The project will also improve cargo control procedures to secure and facilitate trade with the extension of the UNODC/World Customs Organization Container Control Programme at the al-Karamah border crossing point, and the establishment of a Border Control Unit.
“UNODC’s contribution to this project is two-pronged. Firstly, it aims at further securing the Al Karamah-Turaibil border crossing by strengthening the capacity of Jordanian and Iraqi law enforcement agencies to prevent trafficking of illicit goods. Secondly, it serves to facilitate trade across the border by strengthening cooperation with the private sector and streamlining cargo clearance and control processes”, said Ms. Cristina Albertin, Regional Representative of UNODC.
For further information, please contact: Laura Sisniega (Communications Officer of IOM in Amman), firstname.lastname@example.org; Gonçalo Guedes (Communication, Visibility and Culture Coordinator), Goncalo.GUEDES@eeas.europa.euLanguage English Posted: Tuesday, December 11, 2018 - 16:22Image: Region-Country: JordanThemes: Integrated Border ManagementDefault: Multimedia:
IOM Chief of Mission, EU Ambassador and Minister of MoPIC during the signature. Photo: IOM 2018Press Release Type: Global
Marrakesh, Morocco – The International Organization for Migration (IOM) today hailed the adoption of the Global Compact for Safe, Orderly and Regular Migration, calling it an historic achievement by the international community.
“Migration is the great issue of our era,” said IOM’s Director General António Vitorino and “the adoption of the Compact by an overwhelming majority of UN Member States should lead to a more balanced discourse, better policies and more widespread cooperation on migration.”
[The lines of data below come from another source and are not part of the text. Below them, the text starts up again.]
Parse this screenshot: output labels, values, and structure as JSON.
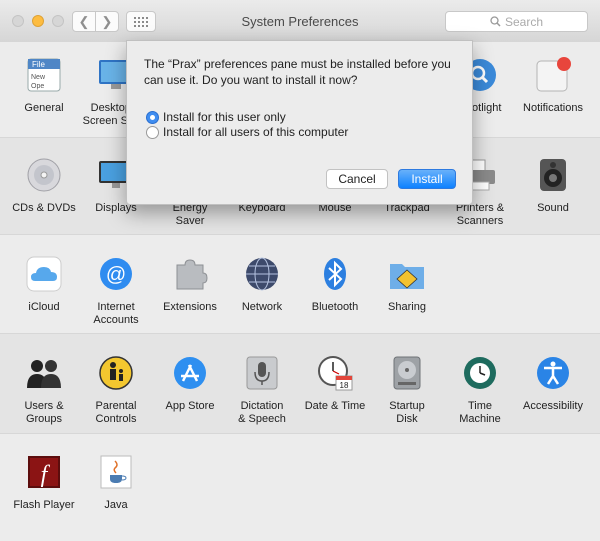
{
  "window": {
    "title": "System Preferences",
    "search_placeholder": "Search"
  },
  "colors": {
    "accent": "#3f8df0",
    "install_button": "#1a8aff"
  },
  "rows": [
    [
      {
        "id": "general",
        "label": "General",
        "icon": "general-icon",
        "icon_text": "File\nNew\nOpe"
      },
      {
        "id": "desktop",
        "label": "Desktop &\nScreen Saver",
        "icon": "desktop-icon"
      },
      {
        "id": "spotlight",
        "label": "Spotlight",
        "icon": "spotlight-icon"
      },
      {
        "id": "notifications",
        "label": "Notifications",
        "icon": "notifications-icon"
      }
    ],
    [
      {
        "id": "cds",
        "label": "CDs & DVDs",
        "icon": "cd-icon"
      },
      {
        "id": "displays",
        "label": "Displays",
        "icon": "displays-icon"
      },
      {
        "id": "energy",
        "label": "Energy\nSaver",
        "icon": "energy-icon"
      },
      {
        "id": "keyboard",
        "label": "Keyboard",
        "icon": "keyboard-icon"
      },
      {
        "id": "mouse",
        "label": "Mouse",
        "icon": "mouse-icon"
      },
      {
        "id": "trackpad",
        "label": "Trackpad",
        "icon": "trackpad-icon"
      },
      {
        "id": "printers",
        "label": "Printers &\nScanners",
        "icon": "printer-icon"
      },
      {
        "id": "sound",
        "label": "Sound",
        "icon": "speaker-icon"
      }
    ],
    [
      {
        "id": "icloud",
        "label": "iCloud",
        "icon": "icloud-icon"
      },
      {
        "id": "internet",
        "label": "Internet\nAccounts",
        "icon": "at-icon"
      },
      {
        "id": "extensions",
        "label": "Extensions",
        "icon": "puzzle-icon"
      },
      {
        "id": "network",
        "label": "Network",
        "icon": "globe-icon"
      },
      {
        "id": "bluetooth",
        "label": "Bluetooth",
        "icon": "bluetooth-icon"
      },
      {
        "id": "sharing",
        "label": "Sharing",
        "icon": "sharing-folder-icon"
      }
    ],
    [
      {
        "id": "users",
        "label": "Users &\nGroups",
        "icon": "users-icon"
      },
      {
        "id": "parental",
        "label": "Parental\nControls",
        "icon": "parental-icon"
      },
      {
        "id": "appstore",
        "label": "App Store",
        "icon": "appstore-icon"
      },
      {
        "id": "dictation",
        "label": "Dictation\n& Speech",
        "icon": "microphone-icon"
      },
      {
        "id": "datetime",
        "label": "Date & Time",
        "icon": "clock-icon",
        "icon_text": "18"
      },
      {
        "id": "startup",
        "label": "Startup\nDisk",
        "icon": "disk-icon"
      },
      {
        "id": "timemachine",
        "label": "Time\nMachine",
        "icon": "timemachine-icon"
      },
      {
        "id": "accessibility",
        "label": "Accessibility",
        "icon": "accessibility-icon"
      }
    ],
    [
      {
        "id": "flash",
        "label": "Flash Player",
        "icon": "flash-icon",
        "icon_text": "f"
      },
      {
        "id": "java",
        "label": "Java",
        "icon": "java-icon"
      }
    ]
  ],
  "dialog": {
    "message": "The “Prax” preferences pane must be installed before you can use it. Do you want to install it now?",
    "options": [
      {
        "label": "Install for this user only",
        "selected": true
      },
      {
        "label": "Install for all users of this computer",
        "selected": false
      }
    ],
    "cancel_label": "Cancel",
    "install_label": "Install"
  }
}
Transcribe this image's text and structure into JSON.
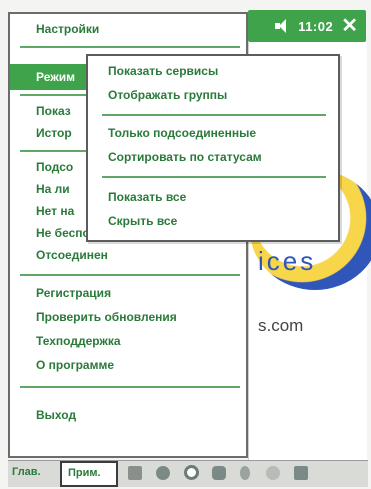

“Key components of the Compact are that states need well-managed migration and that no one state can achieve this on its own. Cooperation on migration at all levels is fundamental to addressing migration,” he added.
The road to the Global Compact began two years ago when the United Nations General Assembly addressed the issue of the large movements of refugees and migrants. That resulted in the adoption of the New York Declaration for Refugees and Migrants launching an intensive process of inclusive consultations and government-led negotiations leading to today’s adoption of the Global Compact.
There are nearly 260 million international migrants in the world and the Compact sets out a range of principles, commitments and understandings among Member States. These include considerations of human rights, humanitarian, economic, social, development, climate change, border management and security issues affecting migrants, their countries of origin and transit as well as the communities that host them.
The voluntary framework reinforces nation state sovereignty on migration, while underscoring the human rights of migrants as well as the importance of cooperation on migration at all levels, be it local, national, regional or global with all stakeholders.
“Today’s adoption is a first step, and a vitally important one, in ensuring that migration becomes less politically charged, more-effectively managed and that vulnerable migrants are better protected from exploitation,” Vitorino added.
For further information please contact IOM Spokesperson Leonard Doyle Tel. +41792857123 email@example.comLanguage English Posted: Monday, December 10, 2018 - 20:57Image: Region-Country: GlobalThemes: UNDefault: Multimedia: Press Release Type: Global